There are supposed to be both Elk and Moose in the area, but the only wildlife we saw were these deer, which were in town at Lake City.

Tuesday, August 28, 2012

Bachelor Loop and Creede

Creede, CO, is the only town in Mineral County.  It has a year round population of about 300, but swells to several thousand during the summer with all the people who travel hear for the hiking, atving and wonderful scenery and climate.
The fire department is now located inside the mountain in a cave.  It is a constant 50 degrees.

This is at the end of Main Street, and it is also the start of the Bachelor Loop.

The Creede Hotel, now a Bed and Breakfast and restaurant, it was built back in the late 1800s.  Creede was a mining town, and the population swelled to over 10,000 after silver was discovered in 1891.

The Creede Reporatory Theator is known beyond Creede.  They have a professional cast come every summer and provide broadway quality plays.

The Amethyst Vein is the largest in the Creede area.  It runs 4-10 feet wide for several miles and consistently assayed at over 200 ounces a ton, which was considered quite good.  The Bachelor Loop is a 17 mile dirt road which allows you to see the many mines which worked this vein. 

At the start of the loop are the remains of the Humphrey Mill, built in 1901.  At its height in 1904 it employed over 1,000 men.

The Commodore Mine, one of the first in the area, made by John C. Mackenzie and several of his friends.
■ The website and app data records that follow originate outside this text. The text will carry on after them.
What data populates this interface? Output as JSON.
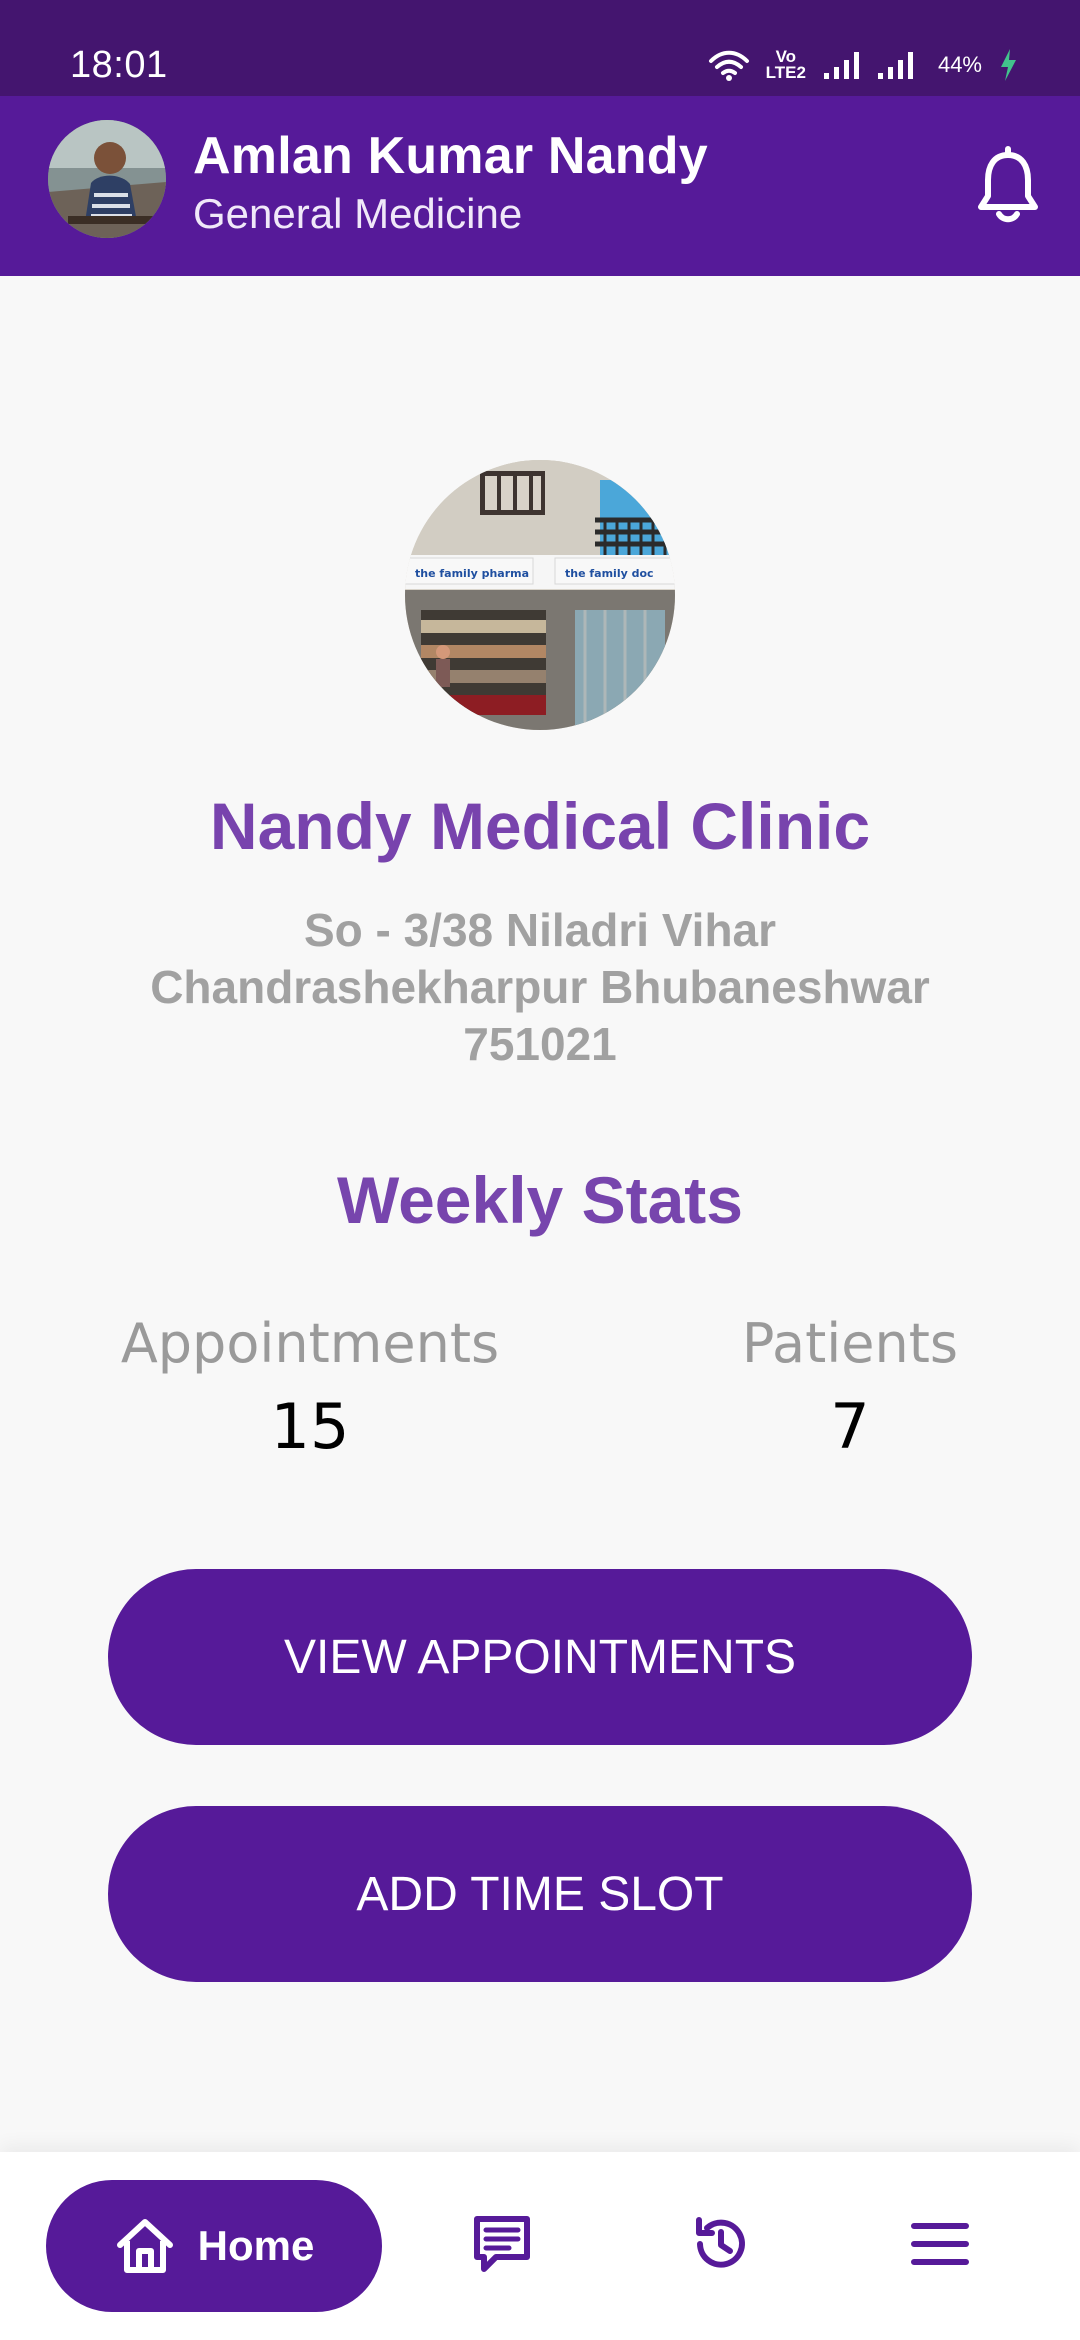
{
  "status_bar": {
    "time": "18:01",
    "battery": "44%",
    "network_label_top": "Vo",
    "network_label_bottom": "LTE2",
    "icons": [
      "wifi-icon",
      "volte-icon",
      "signal-icon",
      "signal-icon",
      "battery-charging-icon"
    ]
  },
  "header": {
    "name": "Amlan Kumar Nandy",
    "specialty": "General Medicine",
    "avatar_icon": "doctor-avatar",
    "notification_icon": "bell-icon"
  },
  "clinic": {
    "name": "Nandy Medical Clinic",
    "address_line1": "So - 3/38 Niladri Vihar",
    "address_line2": "Chandrashekharpur Bhubaneshwar",
    "address_line3": "751021",
    "photo_icon": "clinic-photo",
    "signboard_left": "the family pharma",
    "signboard_right": "the family doc"
  },
  "stats": {
    "title": "Weekly Stats",
    "appointments_label": "Appointments",
    "appointments_value": "15",
    "patients_label": "Patients",
    "patients_value": "7"
  },
  "actions": {
    "view_appointments": "VIEW APPOINTMENTS",
    "add_time_slot": "ADD TIME SLOT"
  },
  "bottom_nav": {
    "home_label": "Home",
    "items": [
      "home-icon",
      "messages-icon",
      "history-icon",
      "menu-icon"
    ]
  },
  "colors": {
    "status_bar": "#44156f",
    "primary": "#561a99",
    "accent_text": "#7843ad",
    "muted_text": "#a1a1a1",
    "background": "#f8f8f8"
  }
}
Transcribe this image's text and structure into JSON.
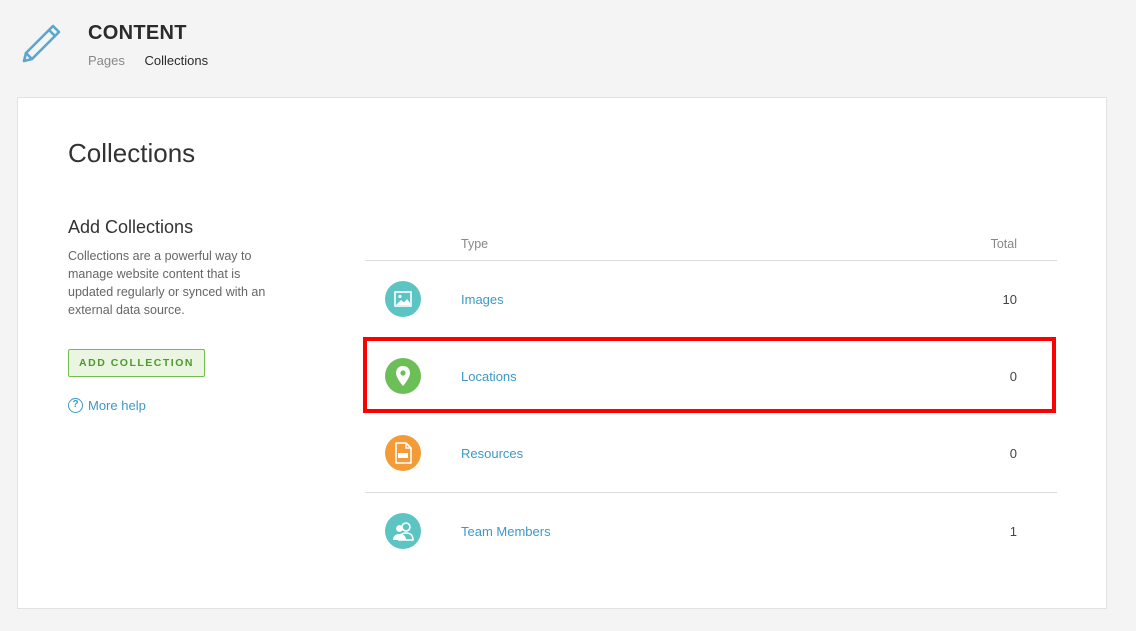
{
  "header": {
    "title": "CONTENT",
    "icon": "pencil-icon",
    "breadcrumbs": [
      {
        "label": "Pages",
        "active": false
      },
      {
        "label": "Collections",
        "active": true
      }
    ]
  },
  "main": {
    "title": "Collections",
    "sidebar": {
      "title": "Add Collections",
      "description": "Collections are a powerful way to manage website content that is updated regularly or synced with an external data source.",
      "add_button": "ADD COLLECTION",
      "help_link": "More help"
    },
    "table": {
      "headers": {
        "type": "Type",
        "total": "Total"
      },
      "rows": [
        {
          "name": "Images",
          "total": "10",
          "icon": "image-icon",
          "color": "#5cc4c2"
        },
        {
          "name": "Locations",
          "total": "0",
          "icon": "map-pin-icon",
          "color": "#6cbf56"
        },
        {
          "name": "Resources",
          "total": "0",
          "icon": "pdf-file-icon",
          "color": "#f29b37"
        },
        {
          "name": "Team Members",
          "total": "1",
          "icon": "people-icon",
          "color": "#5cc4c2"
        }
      ]
    }
  },
  "colors": {
    "link": "#3e98c4",
    "accent_green": "#72be4f",
    "highlight": "#ff0000"
  }
}
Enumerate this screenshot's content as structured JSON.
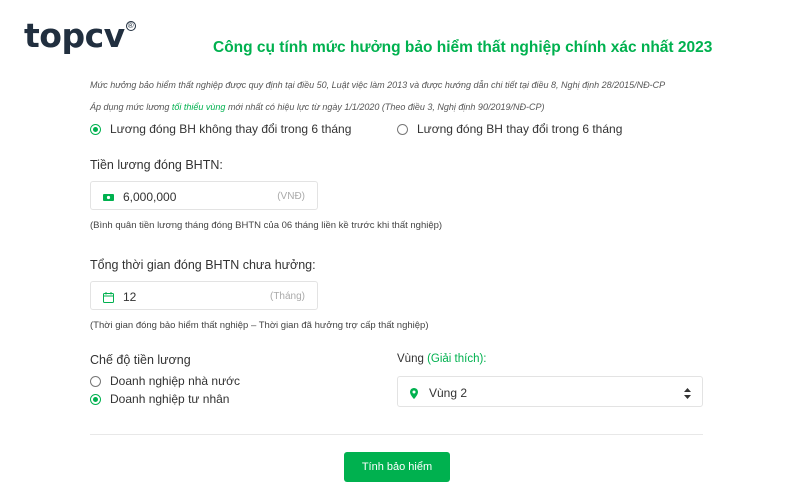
{
  "brand": {
    "logo_text": "topcv",
    "logo_mark": "®",
    "accent": "#00b14f",
    "logo_color": "#212f3f"
  },
  "title": "Công cụ tính mức hưởng bảo hiểm thất nghiệp chính xác nhất 2023",
  "notes": {
    "line1": "Mức hưởng bảo hiểm thất nghiệp được quy định tại điều 50, Luật việc làm 2013 và được hướng dẫn chi tiết tại điều 8, Nghị định 28/2015/NĐ-CP",
    "line2_prefix": "Áp dụng mức lương ",
    "line2_highlight": "tối thiểu vùng",
    "line2_suffix": " mới nhất có hiệu lực từ ngày 1/1/2020 (Theo điều 3, Nghị định 90/2019/NĐ-CP)"
  },
  "salary_mode": {
    "options": [
      {
        "label": "Lương đóng BH không thay đổi trong 6 tháng",
        "checked": true
      },
      {
        "label": "Lương đóng BH thay đổi trong 6 tháng",
        "checked": false
      }
    ]
  },
  "salary": {
    "label": "Tiền lương đóng BHTN:",
    "value": "6,000,000",
    "unit": "(VNĐ)",
    "icon": "money-icon",
    "hint": "(Bình quân tiền lương tháng đóng BHTN của 06 tháng liền kề trước khi thất nghiệp)"
  },
  "duration": {
    "label": "Tổng thời gian đóng BHTN chưa hưởng:",
    "value": "12",
    "unit": "(Tháng)",
    "icon": "calendar-icon",
    "hint": "(Thời gian đóng bảo hiểm thất nghiệp – Thời gian đã hưởng trợ cấp thất nghiệp)"
  },
  "regime": {
    "label": "Chế độ tiền lương",
    "options": [
      {
        "label": "Doanh nghiệp nhà nước",
        "checked": false
      },
      {
        "label": "Doanh nghiệp tư nhân",
        "checked": true
      }
    ]
  },
  "region": {
    "label": "Vùng",
    "explain": "(Giải thích):",
    "selected": "Vùng 2",
    "icon": "map-pin-icon"
  },
  "submit_label": "Tính bảo hiểm"
}
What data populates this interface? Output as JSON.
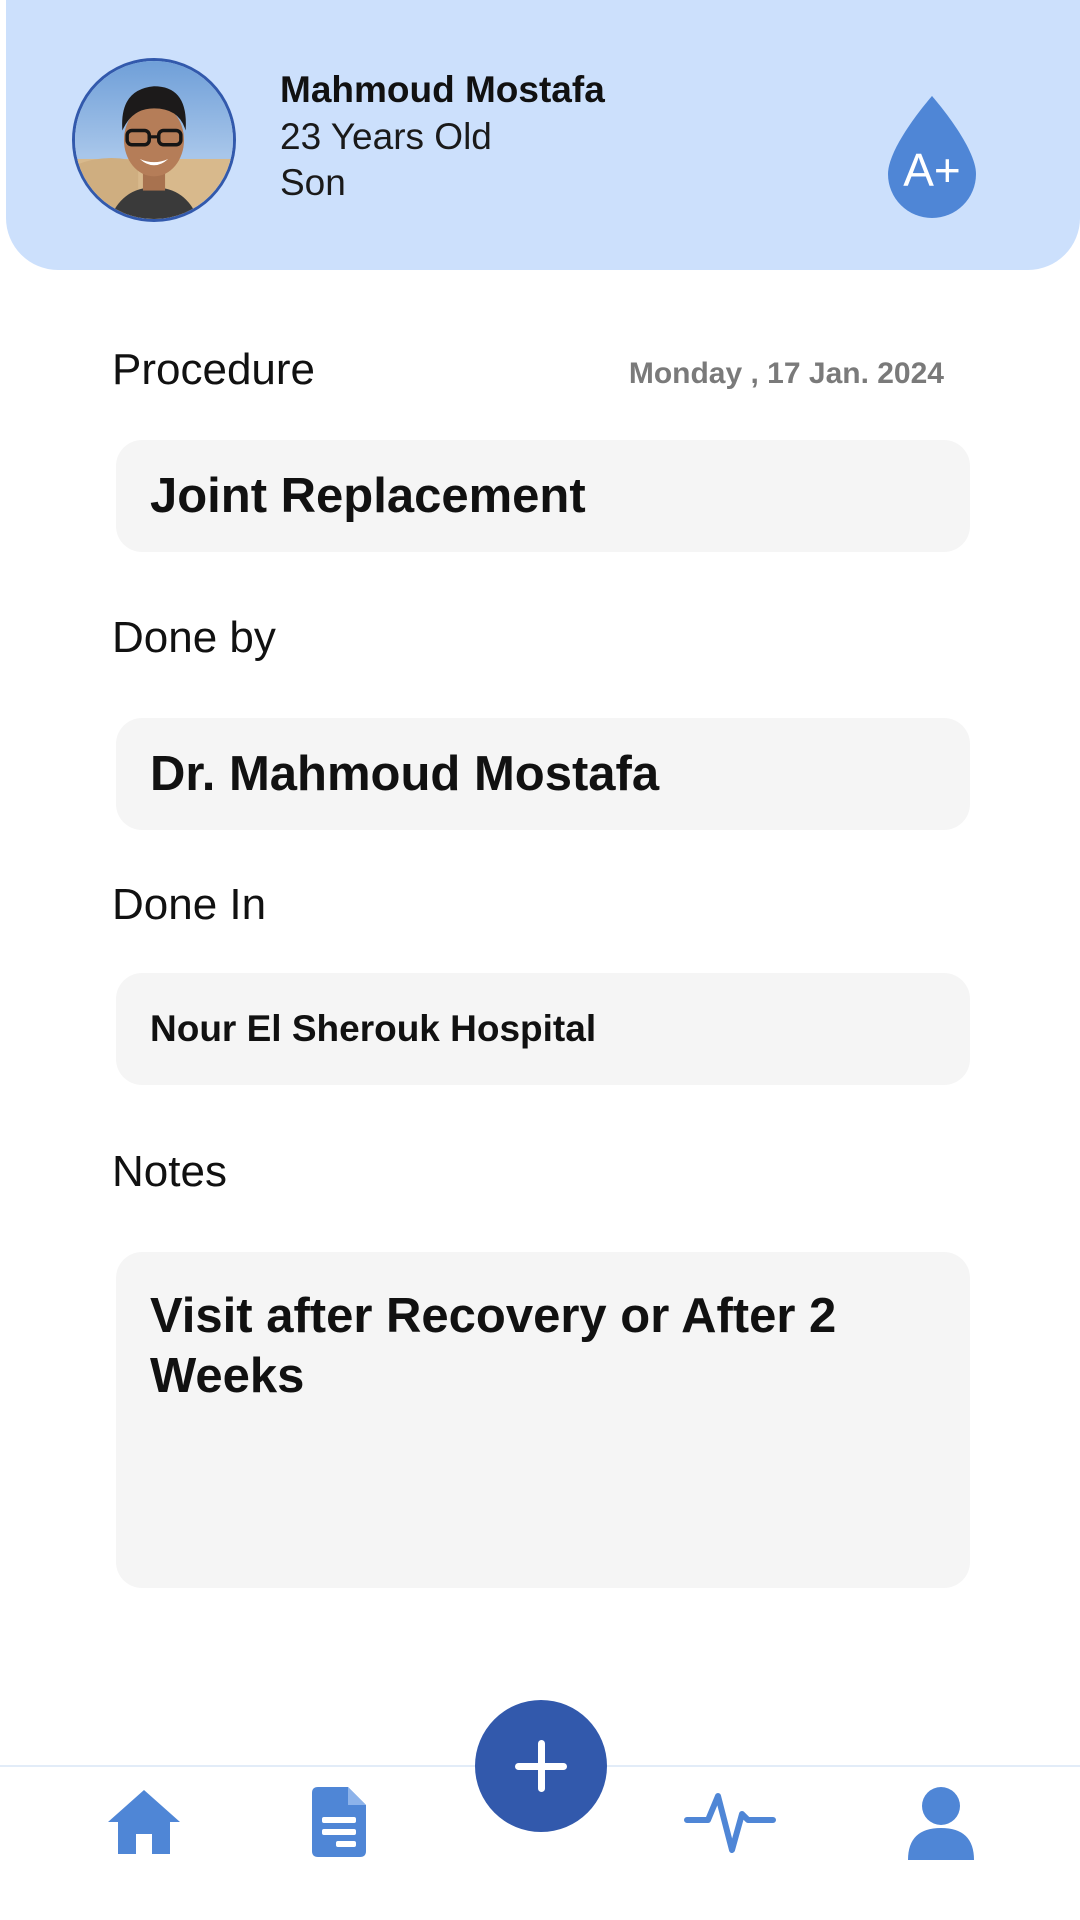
{
  "profile": {
    "name": "Mahmoud Mostafa",
    "age": "23 Years Old",
    "relation": "Son",
    "blood_type": "A+"
  },
  "procedure": {
    "label": "Procedure",
    "date": "Monday , 17 Jan. 2024",
    "value": "Joint Replacement"
  },
  "done_by": {
    "label": "Done by",
    "value": "Dr. Mahmoud Mostafa"
  },
  "done_in": {
    "label": "Done In",
    "value": "Nour El Sherouk Hospital"
  },
  "notes": {
    "label": "Notes",
    "value": "Visit after Recovery or After 2 Weeks"
  },
  "nav": {
    "items": [
      {
        "icon": "home-icon"
      },
      {
        "icon": "document-icon"
      },
      {
        "icon": "plus-icon"
      },
      {
        "icon": "heartbeat-icon"
      },
      {
        "icon": "person-icon"
      }
    ]
  },
  "colors": {
    "header_bg": "#cce0fc",
    "accent": "#3259ac",
    "icon_blue": "#4f86d6",
    "field_bg": "#f5f5f5",
    "date_gray": "#7a7a7a"
  }
}
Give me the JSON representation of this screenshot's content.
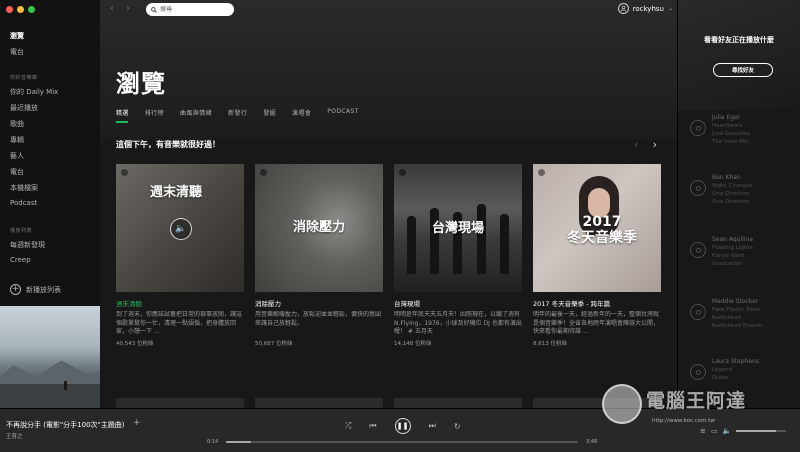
{
  "sidebar": {
    "items": [
      {
        "label": "瀏覽",
        "active": true
      },
      {
        "label": "電台",
        "active": false
      }
    ],
    "library_title": "你的音樂庫",
    "library": [
      "你的 Daily Mix",
      "最近播放",
      "歌曲",
      "專輯",
      "藝人",
      "電台",
      "本機檔案",
      "Podcast"
    ],
    "playlists_title": "播放列表",
    "playlists": [
      "每週新發現",
      "Creep"
    ],
    "new_playlist": "新播放列表"
  },
  "topbar": {
    "search_placeholder": "搜尋",
    "username": "rockyhsu"
  },
  "main": {
    "title": "瀏覽",
    "tabs": [
      "精選",
      "排行榜",
      "曲風與情緒",
      "新發行",
      "發掘",
      "演唱會",
      "PODCAST"
    ],
    "active_tab": 0,
    "section_title": "這個下午，有音樂就很好過！",
    "cards": [
      {
        "image_text": "週末清聽",
        "title": "週末清聽",
        "desc": "到了週末，你應該試著把日常的瑣事放開，讓這個歌單幫你一忙，清理一點煩惱，把身體放回家，小憩一下 …",
        "followers": "40,543 位粉絲",
        "highlight": true
      },
      {
        "image_text": "消除壓力",
        "title": "消除壓力",
        "desc": "用音樂解緩壓力，放鬆迎並並輕鬆，慵快的氛圍來讓自己放輕鬆。",
        "followers": "50,687 位粉絲",
        "highlight": false
      },
      {
        "image_text": "台灣現場",
        "title": "台灣現場",
        "desc": "明明是年底天天五月天！因照現在，以聽了週有 N.Flying，1976，小球及好機位 DJ 也都有演出喔！ # 五月天",
        "followers": "14,148 位粉絲",
        "highlight": false
      },
      {
        "image_text_line1": "2017",
        "image_text_line2": "冬天音樂季",
        "title": "2017 冬天音樂季 - 跨年篇",
        "desc": "明年的最後一天，經過新年的一天，整個台灣就是個音樂季！全省各地跨年演唱會陣容大公開，快來看你最期待誰 …",
        "followers": "8,613 位粉絲",
        "highlight": false
      }
    ]
  },
  "friends": {
    "title": "看看好友正在播放什麼",
    "find_button": "尋找好友",
    "list": [
      {
        "name": "Julia Eger",
        "track": "Heartbeats",
        "artist": "José González",
        "context": "The Indie Mix"
      },
      {
        "name": "Ben Khan",
        "track": "Night Changes",
        "artist": "One Direction",
        "context": "One Direction"
      },
      {
        "name": "Sean Aquilina",
        "track": "Floating Lights",
        "artist": "Kanye West",
        "context": "Graduation"
      },
      {
        "name": "Maddie Stocker",
        "track": "Fake Plastic Trees",
        "artist": "Radiohead",
        "context": "Radiohead Essenti..."
      },
      {
        "name": "Laura Stephens",
        "track": "Legend",
        "artist": "Drake",
        "context": ""
      }
    ]
  },
  "player": {
    "track_title": "不再說分手 (電影\"分手100次\"主題曲)",
    "artist": "王育之",
    "time_current": "0:14",
    "time_total": "3:48",
    "progress": 0.07,
    "volume": 0.8
  },
  "watermark": {
    "text": "電腦王阿達",
    "url": "http://www.koc.com.tw"
  }
}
Here they discovered the famous Amethyst Vein.  This is one of the greatest silver mines and was operated from 1891 to 1976.  It has almost 200 miles of tunnels and underground workings.

The Commodore Ore House and Chutes.  Ore was loaded on wagons and taken to the railroad where it was transported to distant mills.  The Commodore did not use the Humphrey Mine.

Weaver Town site, where at one time several hundred people called this home.  Weaver City is located at the base of the richest producing mines, The Amethyst and Last Chance mines.

Looking beyond Weaver Town site to the Amethyst Mine and up on top of the hill is the Last Chance Mine (which I will visit more later).  The Amethyst Mine had 12 levels and at one time they produced 1500 ounces of silver per ton.

What is left of the Midwest Mine.  Although a vein was never found, they did find high grade ore.   No ore was ever shipped from this mine, even though it operated from 1911-1970.
The Equity Mine is still in operation today, although it was only in operation on and off from 1912-1970.  I believe it has started up operation again just recently.  The Equity Mine reopened in 2011.

With this snowcat they are prepared for the winter weather.  I understand it can get down to 20 degrees below 0.  Way too cold for my taste.

Just a sign that fall is on its way, some Aspen leaves have already changed to gold.

Looking down on the mines below from up above.

At the site of the Last Chance Mine, you can browse through old mining equipment, look at the extensive rocks for sale, wonder at the beautiful rings and jewelry for sale, or even go dig your own ore (for $2 a bucket).

Bachelor Town Site.  During the 1890s this town was larger than the current town of Creede (which at that time was called Jimtown) and did 2/3 of all business of the area.  

This deer watched us, but wasn't concerned enough to move.

There is no denying the beauty of the area.  This is looking down on Creede.

The Bulldog Mine is new (compared to all the old mines we viewed).  It was built  in 1969 and uses all modern mining and milling technology.

Bob Ford is no longer buried here, but he was.  Bob Ford is known as the man who shot Jesse James in the back.  After he shot Jesse, he headed west to avoid revenge from Jesse's friends.  It worked for several years and Bob Ford became a wealthy man by supplying liquor, cigars to the miners.  He eventually opened a saloon and gambling hall.  But a friend of Jesse's, Ed O'Kelly, came into the area and was elected sheriff of Bachelor City.  He heard that Bob Ford was running a saloon in Creede and went to check it out.  Two months later he confronted Bob Ford and shot him.  Bob Ford was well liked and his friends gathered a lynch mob to hang O'Kelly.  O'Kelly was saved from the lynch mob, but was convicted of the murder of Bob Ford and spent 10 years in prison.  Several months after Bob's death and burial here, his widow had his remains returned to Missouri, his home.